Reason # 6 – Stakeholder Management 

In real estate, they say there are three important things: location, location, location. In project management, we might say it’s: stakeholder, stakeholder, stakeholder. These are the people for whom you are doing the project. Yes, you must communicate with them. But as the title says you must also manage them. So, identify your stakeholders, know when and how to reach out to them, communicate bad news early, and always, always manage their expectations.

 

Reason #7 – Risk Management 

In going from PMBOK® Guide, Fifth Edition to PMBOK® Guide, Sixth Edition, PMI increased its risk section by some 40%. Why? Because if you are not managing risk you are not effectively managing the project. No project goes perfectly and in fact, many things can likely go wrong. Projects have uncertainty and by predicting risk, you can lower the uncertainty and increase the likelihood of completing your project on time.

 

Reason #8 – Unsupported Project Culture 

It might surprise you to realize organizational cultures often don’t fully embrace project management. They ask themselves why exactly is the Project Manager I’ve just hired with the fancy certifications spending so much time planning? Why can’t they just start executing?
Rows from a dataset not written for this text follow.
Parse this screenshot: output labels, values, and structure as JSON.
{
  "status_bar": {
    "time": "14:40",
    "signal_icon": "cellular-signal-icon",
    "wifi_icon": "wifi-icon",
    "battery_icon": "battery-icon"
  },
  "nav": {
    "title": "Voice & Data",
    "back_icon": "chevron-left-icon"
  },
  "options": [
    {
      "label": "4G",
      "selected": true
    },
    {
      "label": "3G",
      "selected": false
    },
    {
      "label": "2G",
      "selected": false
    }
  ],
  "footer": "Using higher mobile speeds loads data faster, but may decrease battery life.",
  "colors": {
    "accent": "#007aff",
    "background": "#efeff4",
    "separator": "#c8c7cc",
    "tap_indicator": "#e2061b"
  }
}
If you’re a Project Manager, you know exactly why you plan.

 

Reason #9 – The Accidental Project Manager 

This is somewhat of a corollary of the previous reason. Organizations who don’t take project management as seriously as they might, often feel “anyone can manage a project.” And so very often assistants or coordinators without a lot of experience in anything outside their realm, much less project management, are tasked with major projects. No matter how good they are in their main discipline, minus training and aptitude, in this scenario, projects are at high risk.

 

Reason #10 – Monitoring and Controlling 

Perhaps one of the less understood facts about projects is they need to be monitored and controlled. Essentially what this means is in a project you must “track, review, and regulate the progress and performance of the project; identify any areas in which changes to the plan are required; and initiate the corresponding changes.”4 So, you must endeavor to stay on track and when falling behind on budget or schedule – or anticipating falling behind – must modify the plan to get back on track. 

In summary, failing to understand and deal with any one of these reasons may cause your project to go awry. Inattention to all of them is nothing more than a catastrophe waiting to happen.

 

References:

  1. Page 131, Project Management Institute, A Guide to the Project Management Body of Knowledge (PMBOK® Guide), Sixth Edition, copyright 2017.
  2. Page 168, Project Management Institute, A Guide to the Project Management Body of Knowledge (PMBOK® Guide), Sixth Edition, copyright 2017.
  3. Page 61, Project Management Institute, A Guide to the Project Management Body of Knowledge (PMBOK® Guide), Sixth Edition, copyright 2017.
  4. Page 23, Project Management Institute, A Guide to the Project Management Body of Knowledge (PMBOK® Guide), Sixth Edition, copyright 2017.